Mediators are entitled to a fee, which is calculated by reference to the amount in dispute.
See also Question 35.
Mediation is compulsory in the City of Buenos Aires for most pecuniary disputes (see Question 30, Mediation).
In addition (Procedural Code):
The judge can invite the parties to participate in conciliation proceedings at any time during the judicial process.
Controversies in relation to the matters in dispute can be submitted to arbitrators acting as amicable compounders.
The submission of evidence and subsequent disclosure in arbitration proceedings depends on the applicable arbitration rules chosen by the parties.
Mediation does not usually involve the production of evidence, other than some supporting documents that the parties can decline to produce. Generally, mediation is confidential unless an express waiver is issued by the parties.
Arbitration costs depend on the arbitration rules chosen by the parties.
Mediation costs include mainly the mediator's fees (see Question 30). If the parties reach an agreement, it is customary to agree on the amount of the claimant's attorney fees, which are typically paid by the defendant.
The main organisations that provide ADR services are:
Currently all reform proposals relate to the ADR methods. Two bills concerning arbitration are pending in Congress. One is aimed at modifying the Procedural Code and creating a specific domestic and international arbitration framework. The other incorporates the UNCITRAL Model Law on International Commercial Arbitration 1985 (UNCITRAL Model Arbitration Law) into Argentine law.
In addition, environmental and criminal mediation bills are pending in Congress.
At this point, it cannot be estimated with a sufficient degree of certainty when these bills are likely to become law.

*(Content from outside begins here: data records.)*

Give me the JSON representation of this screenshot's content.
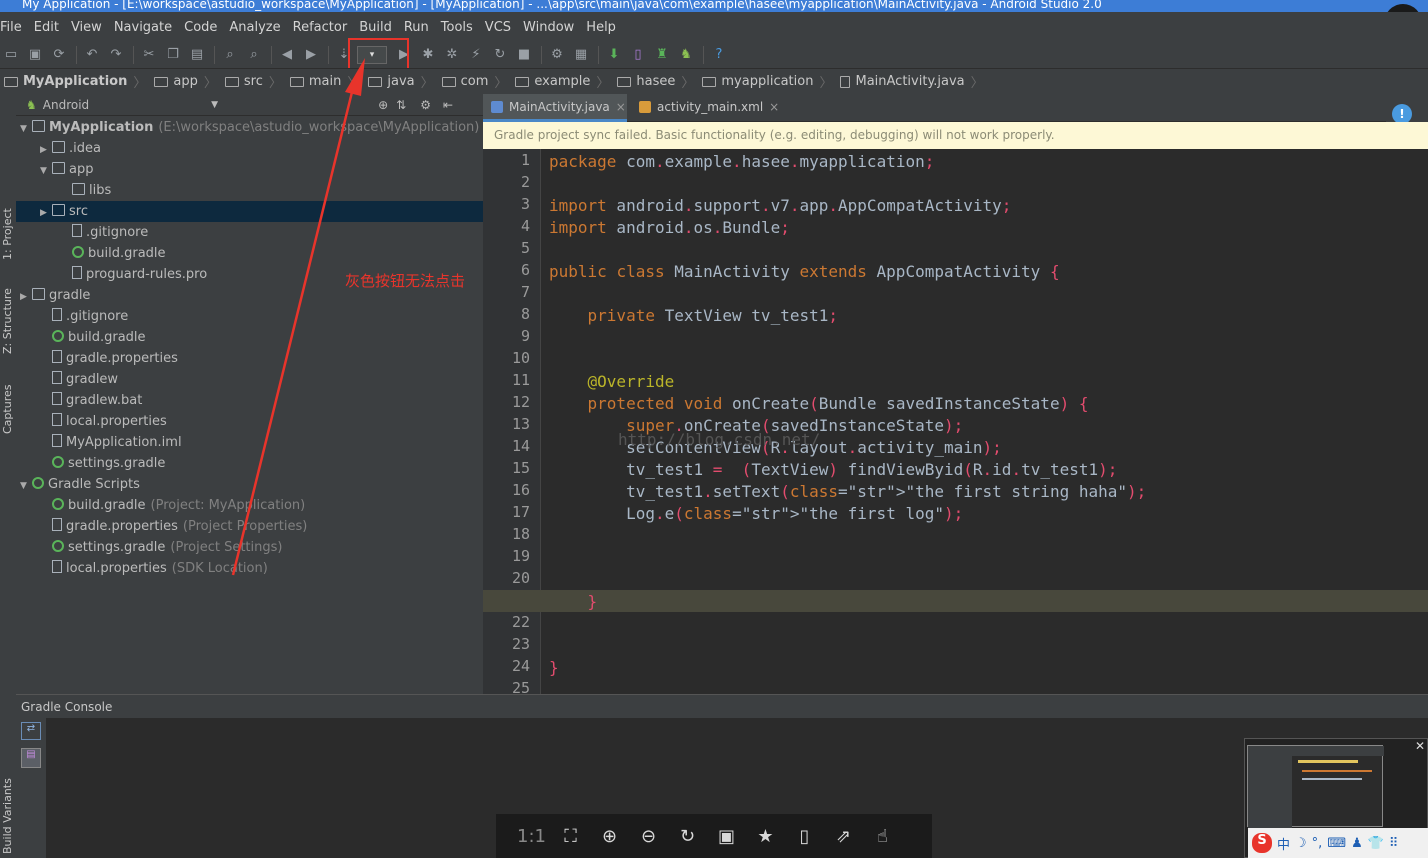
{
  "window": {
    "title": "My Application - [E:\\workspace\\astudio_workspace\\MyApplication] - [MyApplication] - ...\\app\\src\\main\\java\\com\\example\\hasee\\myapplication\\MainActivity.java - Android Studio 2.0",
    "close": "✕"
  },
  "menu": [
    "File",
    "Edit",
    "View",
    "Navigate",
    "Code",
    "Analyze",
    "Refactor",
    "Build",
    "Run",
    "Tools",
    "VCS",
    "Window",
    "Help"
  ],
  "breadcrumb": [
    "MyApplication",
    "app",
    "src",
    "main",
    "java",
    "com",
    "example",
    "hasee",
    "myapplication",
    "MainActivity.java"
  ],
  "left_tool_tabs": [
    "1: Project",
    "Z: Structure",
    "Captures",
    "Build Variants"
  ],
  "project_panel": {
    "view_mode": "Android",
    "tree": [
      {
        "label": "MyApplication",
        "hint": "(E:\\workspace\\astudio_workspace\\MyApplication)",
        "icon": "folder-icon",
        "expanded": true
      },
      {
        "label": ".idea",
        "icon": "folder-icon",
        "expanded": false
      },
      {
        "label": "app",
        "icon": "folder-icon",
        "expanded": true
      },
      {
        "label": "libs",
        "icon": "folder-icon"
      },
      {
        "label": "src",
        "icon": "folder-icon",
        "expanded": false,
        "selected": true
      },
      {
        "label": ".gitignore",
        "icon": "file-icon"
      },
      {
        "label": "build.gradle",
        "icon": "gradle-icon"
      },
      {
        "label": "proguard-rules.pro",
        "icon": "file-icon"
      },
      {
        "label": "gradle",
        "icon": "folder-icon",
        "expanded": false
      },
      {
        "label": ".gitignore",
        "icon": "file-icon"
      },
      {
        "label": "build.gradle",
        "icon": "gradle-icon"
      },
      {
        "label": "gradle.properties",
        "icon": "file-icon"
      },
      {
        "label": "gradlew",
        "icon": "file-icon"
      },
      {
        "label": "gradlew.bat",
        "icon": "file-icon"
      },
      {
        "label": "local.properties",
        "icon": "file-icon"
      },
      {
        "label": "MyApplication.iml",
        "icon": "file-icon"
      },
      {
        "label": "settings.gradle",
        "icon": "gradle-icon"
      },
      {
        "label": "Gradle Scripts",
        "icon": "gradle-icon",
        "expanded": true
      },
      {
        "label": "build.gradle",
        "hint": "(Project: MyApplication)",
        "icon": "gradle-icon"
      },
      {
        "label": "gradle.properties",
        "hint": "(Project Properties)",
        "icon": "file-icon"
      },
      {
        "label": "settings.gradle",
        "hint": "(Project Settings)",
        "icon": "gradle-icon"
      },
      {
        "label": "local.properties",
        "hint": "(SDK Location)",
        "icon": "file-icon"
      }
    ]
  },
  "annotation": "灰色按钮无法点击",
  "editor_tabs": [
    {
      "label": "MainActivity.java",
      "active": true
    },
    {
      "label": "activity_main.xml",
      "active": false
    }
  ],
  "notification": "Gradle project sync failed. Basic functionality (e.g. editing, debugging) will not work properly.",
  "code_lines": [
    "package com.example.hasee.myapplication;",
    "",
    "import android.support.v7.app.AppCompatActivity;",
    "import android.os.Bundle;",
    "",
    "public class MainActivity extends AppCompatActivity {",
    "",
    "    private TextView tv_test1;",
    "",
    "",
    "    @Override",
    "    protected void onCreate(Bundle savedInstanceState) {",
    "        super.onCreate(savedInstanceState);",
    "        setContentView(R.layout.activity_main);",
    "        tv_test1 =  (TextView) findViewByid(R.id.tv_test1);",
    "        tv_test1.setText(\"the first string haha\");",
    "        Log.e(\"the first log\");",
    "",
    "",
    "",
    "    }",
    "",
    "",
    "}",
    ""
  ],
  "watermark": "http://blog.csdn.net/",
  "console": {
    "title": "Gradle Console"
  },
  "viewer_toolbar": [
    "1:1",
    "fit-icon",
    "zoom-in-icon",
    "zoom-out-icon",
    "rotate-icon",
    "save-icon",
    "bookmark-icon",
    "phone-icon",
    "share-icon",
    "like-icon"
  ],
  "ime": {
    "brand": "S",
    "items": [
      "中",
      "☽",
      "°,",
      "⌨",
      "♟",
      "👕",
      "⠿"
    ]
  }
}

Qualified. Argentina, 1991
Areas of practice. Complex litigation; dispute resolution and arbitration; product liability; insurance and reinsurance; environment; life sciences.
Qualified. Argentina, 1996
Areas of practice. Litigation; dispute resolution and arbitration; life sciences.
Qualified. New York (LLM), 2003; Argentina, 1999
Areas of practice. Litigation; dispute resolution and arbitration; maritime law; insurance and reinsurance; life sciences.